Barnyardgrass is an annual grassy weed that is also known by its scientific name, Echinochloa crus-galli. Weed removal through cultural practices, such as proper mowing and watering, is ineffective.
Barnyardgrass is easily identified by its coarse, sprawling vegetation and purple-tinged stem. This grassy weed features a broad, continuous collar and compressed sheaths that are very flat and purplish near the base. Its blades are flat and narrow at the base and thick mid-vein—they may also be sparsely haired along the edges. Barnyardgrass has a seed head forming a coarse, branching panicle. Its stems are often found lying flat in the grass.
This lawn weed prefers moist, nutrient-rich soils and is often found growing in croplands, nurseries, home lawns and landscaped areas. Barnyardgrass thrives throughout most of North America. These grassy weeds are annuals, meaning they live for only one season and are typically easy to control because they lack the complex underground structures needed to spread new plant growth through creeping roots. Still, annuals produce tons of seeds that can infest and dominate your yard under the right conditions.
Because of its horizontal, fan-shaped growth tendencies, cultural weed control methods—such as hand-pulling lawn weeds or proper watering and mowing—are largely ineffective for getting rid of Barnyardgrass from your lawn or landscaping. Start fighting against lawn weeds like Barnyardgrass early—a healthy, dense lawn can help prevent this grassy weed from ever establishing itself.

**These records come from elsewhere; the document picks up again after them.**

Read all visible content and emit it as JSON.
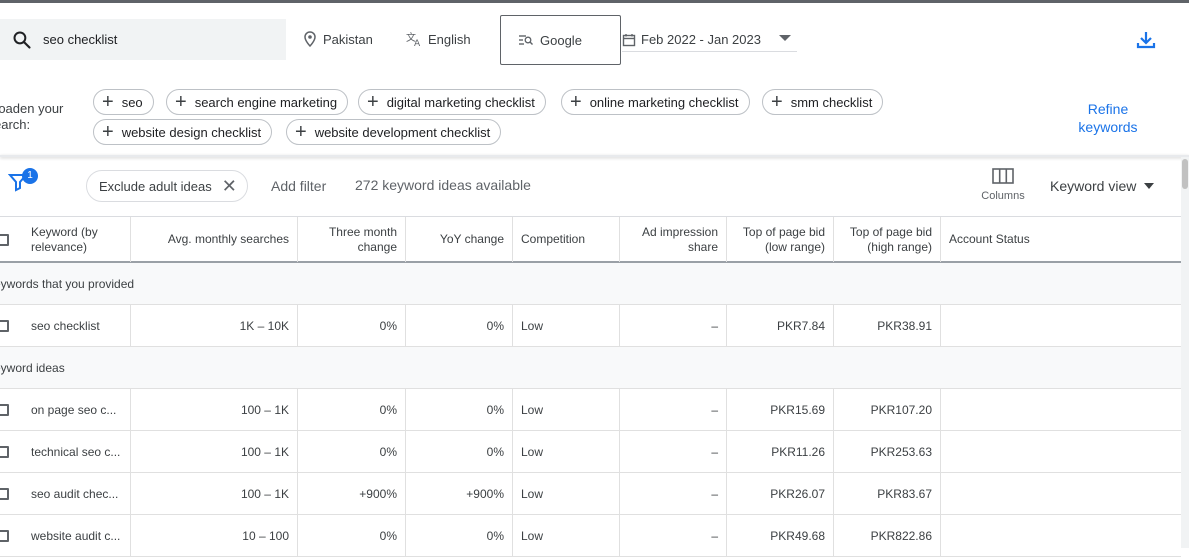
{
  "search": {
    "query": "seo checklist"
  },
  "location": {
    "label": "Pakistan"
  },
  "language": {
    "label": "English"
  },
  "network": {
    "label": "Google"
  },
  "date_range": {
    "label": "Feb 2022 - Jan 2023"
  },
  "broaden": {
    "label": "roaden your earch:",
    "label_line1": "roaden your",
    "label_line2": "earch:",
    "chips": [
      "seo",
      "search engine marketing",
      "digital marketing checklist",
      "online marketing checklist",
      "smm checklist",
      "website design checklist",
      "website development checklist"
    ],
    "refine_line1": "Refine",
    "refine_line2": "keywords"
  },
  "filters": {
    "badge_count": "1",
    "exclude_chip": "Exclude adult ideas",
    "add_filter": "Add filter",
    "ideas_available": "272 keyword ideas available",
    "columns_label": "Columns",
    "keyword_view": "Keyword view"
  },
  "table": {
    "headers": {
      "keyword_line1": "Keyword (by",
      "keyword_line2": "relevance)",
      "avg_monthly": "Avg. monthly searches",
      "three_month_line1": "Three month",
      "three_month_line2": "change",
      "yoy": "YoY change",
      "competition": "Competition",
      "ad_impr_line1": "Ad impression",
      "ad_impr_line2": "share",
      "top_low_line1": "Top of page bid",
      "top_low_line2": "(low range)",
      "top_high_line1": "Top of page bid",
      "top_high_line2": "(high range)",
      "account_status": "Account Status"
    },
    "section_provided": "eywords that you provided",
    "section_ideas": "eyword ideas",
    "provided_rows": [
      {
        "keyword": "seo checklist",
        "avg": "1K – 10K",
        "three_month": "0%",
        "yoy": "0%",
        "competition": "Low",
        "ad_share": "–",
        "bid_low": "PKR7.84",
        "bid_high": "PKR38.91"
      }
    ],
    "idea_rows": [
      {
        "keyword": "on page seo c...",
        "avg": "100 – 1K",
        "three_month": "0%",
        "yoy": "0%",
        "competition": "Low",
        "ad_share": "–",
        "bid_low": "PKR15.69",
        "bid_high": "PKR107.20"
      },
      {
        "keyword": "technical seo c...",
        "avg": "100 – 1K",
        "three_month": "0%",
        "yoy": "0%",
        "competition": "Low",
        "ad_share": "–",
        "bid_low": "PKR11.26",
        "bid_high": "PKR253.63"
      },
      {
        "keyword": "seo audit chec...",
        "avg": "100 – 1K",
        "three_month": "+900%",
        "yoy": "+900%",
        "competition": "Low",
        "ad_share": "–",
        "bid_low": "PKR26.07",
        "bid_high": "PKR83.67"
      },
      {
        "keyword": "website audit c...",
        "avg": "10 – 100",
        "three_month": "0%",
        "yoy": "0%",
        "competition": "Low",
        "ad_share": "–",
        "bid_low": "PKR49.68",
        "bid_high": "PKR822.86"
      }
    ]
  },
  "colors": {
    "accent": "#1a73e8",
    "text": "#202124",
    "muted": "#5f6368"
  }
}
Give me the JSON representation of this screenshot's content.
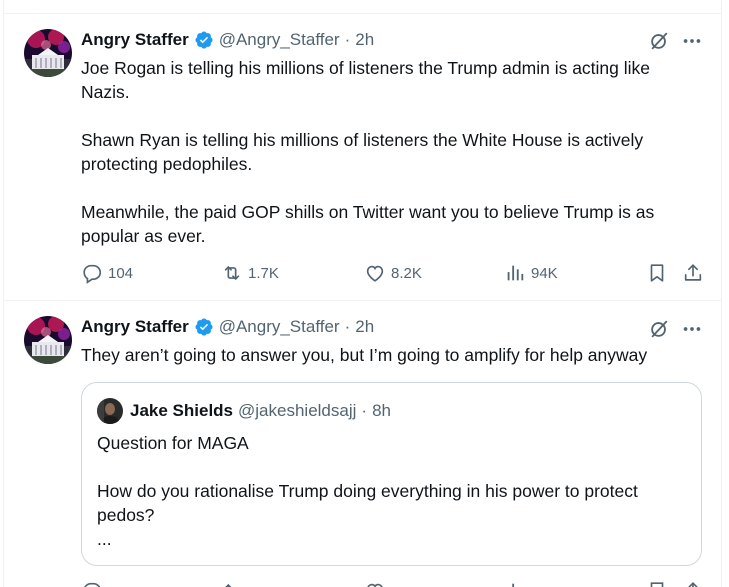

Where large infestations are present, physical weed removal can be effective but is often time-consuming and impractical.